Start of Entries shown

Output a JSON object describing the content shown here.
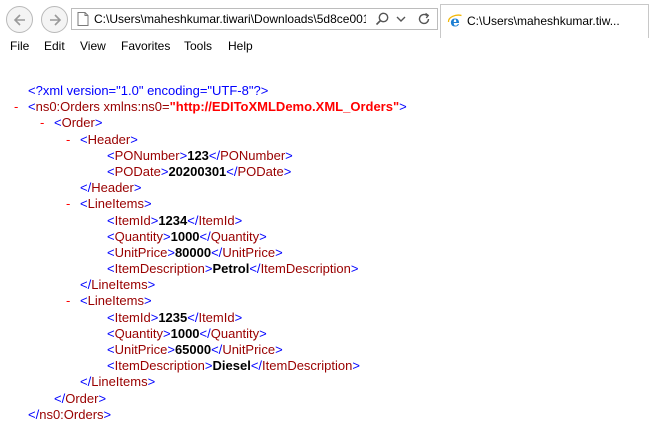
{
  "browser": {
    "address": "C:\\Users\\maheshkumar.tiwari\\Downloads\\5d8ce001-b",
    "tab_title": "C:\\Users\\maheshkumar.tiw..."
  },
  "menu": [
    "File",
    "Edit",
    "View",
    "Favorites",
    "Tools",
    "Help"
  ],
  "xml": {
    "declaration": "<?xml version=\"1.0\" encoding=\"UTF-8\"?>",
    "root_open_prefix": "<",
    "root_tag": "ns0:Orders",
    "root_attr_name": " xmlns:ns0=",
    "root_attr_value": "\"http://EDIToXMLDemo.XML_Orders\"",
    "root_open_suffix": ">",
    "order_tag": "Order",
    "header_tag": "Header",
    "po_number_tag": "PONumber",
    "po_number": "123",
    "po_date_tag": "PODate",
    "po_date": "20200301",
    "line_items_tag": "LineItems",
    "item_id_tag": "ItemId",
    "quantity_tag": "Quantity",
    "unit_price_tag": "UnitPrice",
    "item_description_tag": "ItemDescription",
    "items": [
      {
        "item_id": "1234",
        "quantity": "1000",
        "unit_price": "80000",
        "description": "Petrol"
      },
      {
        "item_id": "1235",
        "quantity": "1000",
        "unit_price": "65000",
        "description": "Diesel"
      }
    ]
  },
  "colors": {
    "bracket": "#0000ff",
    "tag_name": "#990000",
    "value": "#000000",
    "namespace_value": "#ff0000",
    "collapse_minus": "#ff0000"
  }
}
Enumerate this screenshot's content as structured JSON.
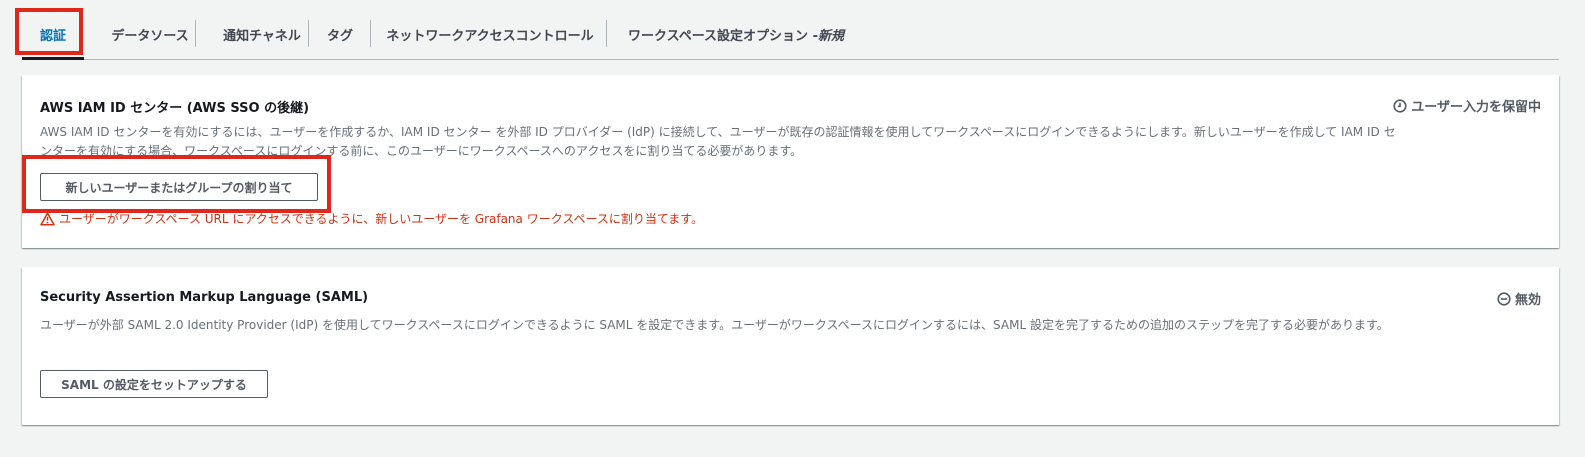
{
  "tabs": [
    {
      "label": "認証"
    },
    {
      "label": "データソース"
    },
    {
      "label": "通知チャネル"
    },
    {
      "label": "タグ"
    },
    {
      "label": "ネットワークアクセスコントロール"
    },
    {
      "label": "ワークスペース設定オプション - ",
      "suffix": "新規"
    }
  ],
  "sso_card": {
    "title": "AWS IAM ID センター (AWS SSO の後継)",
    "status": "ユーザー入力を保留中",
    "description": "AWS IAM ID センターを有効にするには、ユーザーを作成するか、IAM ID センター を外部 ID プロバイダー (IdP) に接続して、ユーザーが既存の認証情報を使用してワークスペースにログインできるようにします。新しいユーザーを作成して IAM ID センターを有効にする場合、ワークスペースにログインする前に、このユーザーにワークスペースへのアクセスをに割り当てる必要があります。",
    "button_label": "新しいユーザーまたはグループの割り当て",
    "warning": "ユーザーがワークスペース URL にアクセスできるように、新しいユーザーを Grafana ワークスペースに割り当てます。"
  },
  "saml_card": {
    "title": "Security Assertion Markup Language (SAML)",
    "status": "無効",
    "description": "ユーザーが外部 SAML 2.0 Identity Provider (IdP) を使用してワークスペースにログインできるように SAML を設定できます。ユーザーがワークスペースにログインするには、SAML 設定を完了するための追加のステップを完了する必要があります。",
    "button_label": "SAML の設定をセットアップする"
  },
  "colors": {
    "active_tab": "#0073bb",
    "warning": "#d13212",
    "highlight": "#e1261c"
  }
}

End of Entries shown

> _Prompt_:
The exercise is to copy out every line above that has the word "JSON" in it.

> _Finished exercise_:
Output a JSON object describing the content shown here.
Enumerate this screenshot's content as structured JSON.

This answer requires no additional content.